This came as a bit of a surprise to me. I was taught early on that we each inherited two sets of genes, one from our mother and one from our father in the form of DNA. These inherited genes were then responsible for all of our genetically governed traits. This article in the Economist (subscription required) suggests that
genetic information comes from places other than inherited DNA.
Based on studies of a gene called Kit French researches believe they have found that in some cases RNA can be passed from parent to child... but in this case RNA that has no relation to the DNA passed from that parent. In this manner, offspring may end up with RNA, and thereby DNA from a parent or grandparent, but lack the DNA that would have been expected to code for that RNA. The article states:
When this RNA was extracted and injected into mice embryos, a white-tailed mutant was created—even though no genes for the white tail were present. This work shows that the inheritance is mediated by RNA but the precise mechanism is unclear. The inherited RNA could be interfering with messages sent by the inherited DNA, or it could be directly modifying inherited DNA.
The phenomenon observed has been coined paramutation and is believe to be able to persist across generations, and has been grouped as an 'epigenetic' effect - defined in the article as

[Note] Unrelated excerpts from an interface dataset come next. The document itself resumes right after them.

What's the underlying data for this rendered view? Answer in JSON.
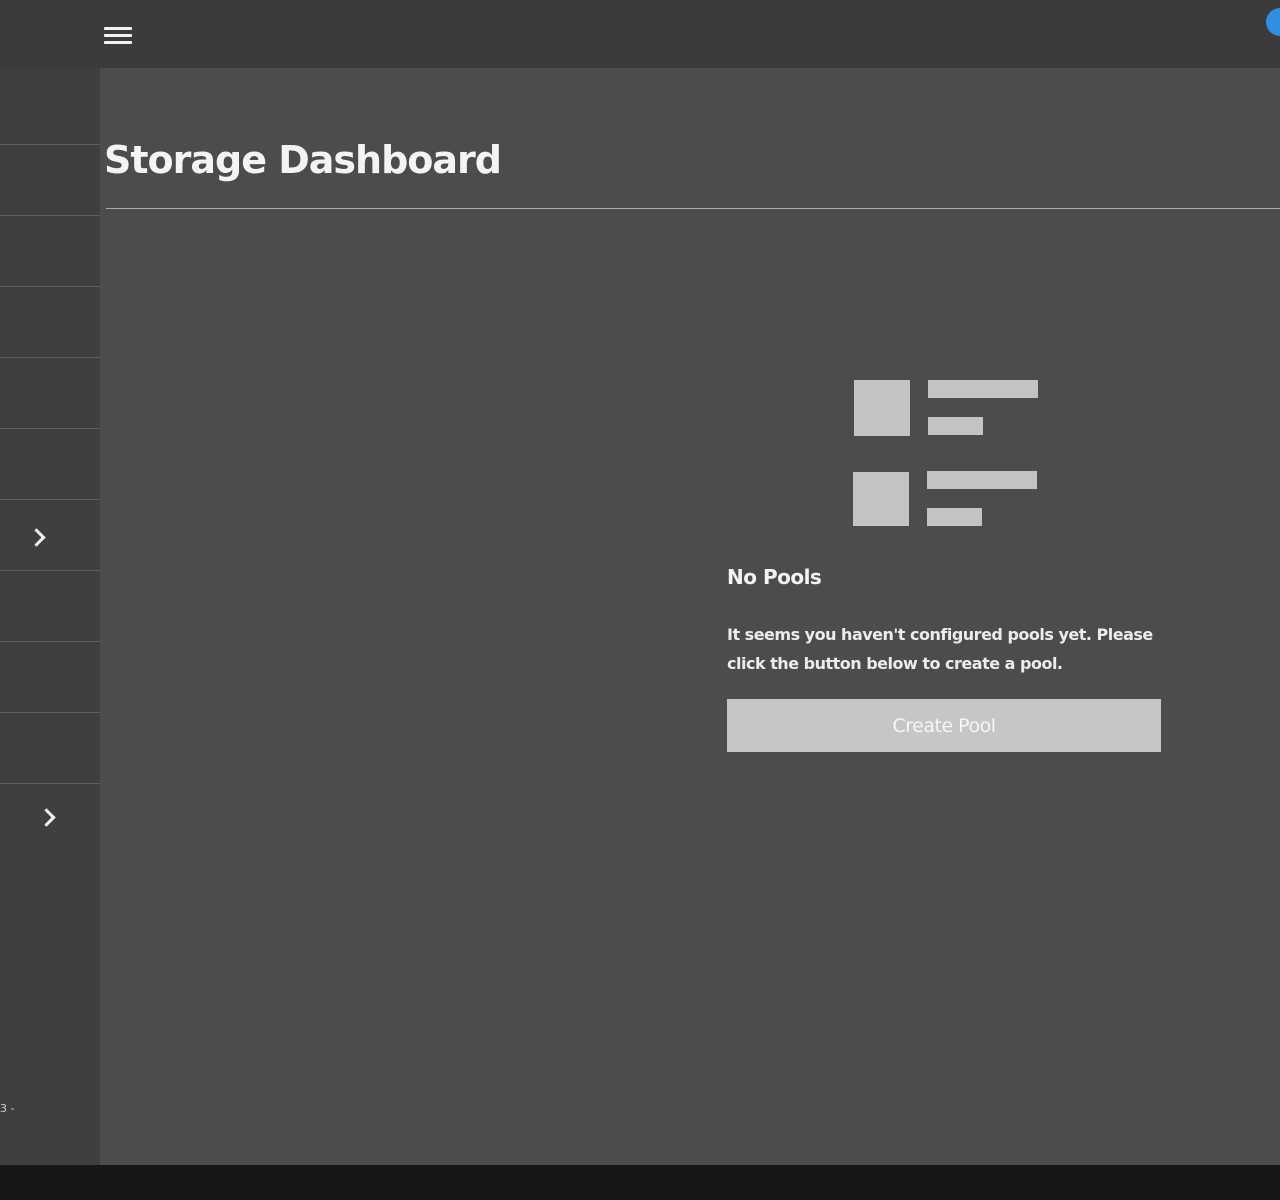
{
  "header": {
    "menu_icon": "hamburger-menu-icon"
  },
  "sidebar": {
    "items": [
      {
        "has_chevron": false
      },
      {
        "has_chevron": false
      },
      {
        "has_chevron": false
      },
      {
        "has_chevron": false
      },
      {
        "has_chevron": false
      },
      {
        "has_chevron": true,
        "chevron_icon": "chevron-right-icon"
      },
      {
        "has_chevron": false
      },
      {
        "has_chevron": false
      },
      {
        "has_chevron": false
      },
      {
        "has_chevron": true,
        "chevron_icon": "chevron-right-icon"
      }
    ],
    "footer_text": "3 -"
  },
  "main": {
    "title": "Storage Dashboard",
    "empty_state": {
      "icon": "empty-list-icon",
      "title": "No Pools",
      "message": "It seems you haven't configured pools yet. Please click the button below to create a pool.",
      "button_label": "Create Pool"
    }
  },
  "colors": {
    "background": "#4b4c4b",
    "topbar": "#3a3b3a",
    "sidebar": "#3e3f3e",
    "placeholder_blocks": "#c3c3c3",
    "button": "#c6c6c6",
    "corner_badge": "#2f8fe0"
  }
}
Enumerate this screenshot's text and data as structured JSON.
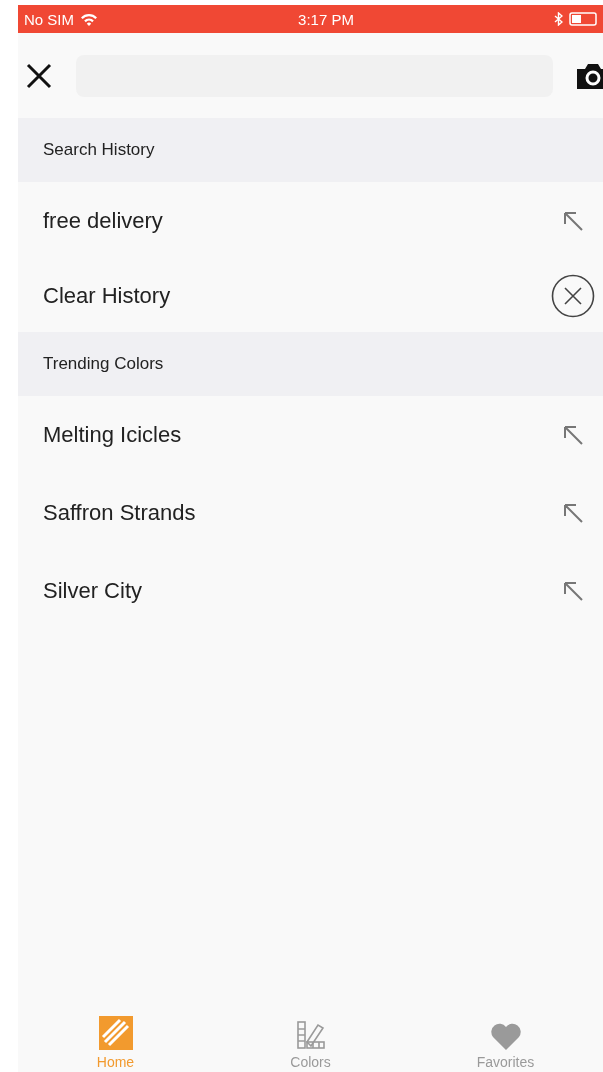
{
  "status_bar": {
    "carrier": "No SIM",
    "time": "3:17 PM"
  },
  "sections": [
    {
      "title": "Search History",
      "items": [
        {
          "label": "free delivery",
          "kind": "suggestion"
        },
        {
          "label": "Clear History",
          "kind": "clear"
        }
      ]
    },
    {
      "title": "Trending Colors",
      "items": [
        {
          "label": "Melting Icicles",
          "kind": "suggestion"
        },
        {
          "label": "Saffron Strands",
          "kind": "suggestion"
        },
        {
          "label": "Silver City",
          "kind": "suggestion"
        }
      ]
    }
  ],
  "tabs": [
    {
      "label": "Home",
      "kind": "home",
      "selected": true
    },
    {
      "label": "Colors",
      "kind": "colors",
      "selected": false
    },
    {
      "label": "Favorites",
      "kind": "favorites",
      "selected": false
    }
  ]
}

hereditary changes in gene function put down to chemical changes rather than the sequence of DNA.
From The Economist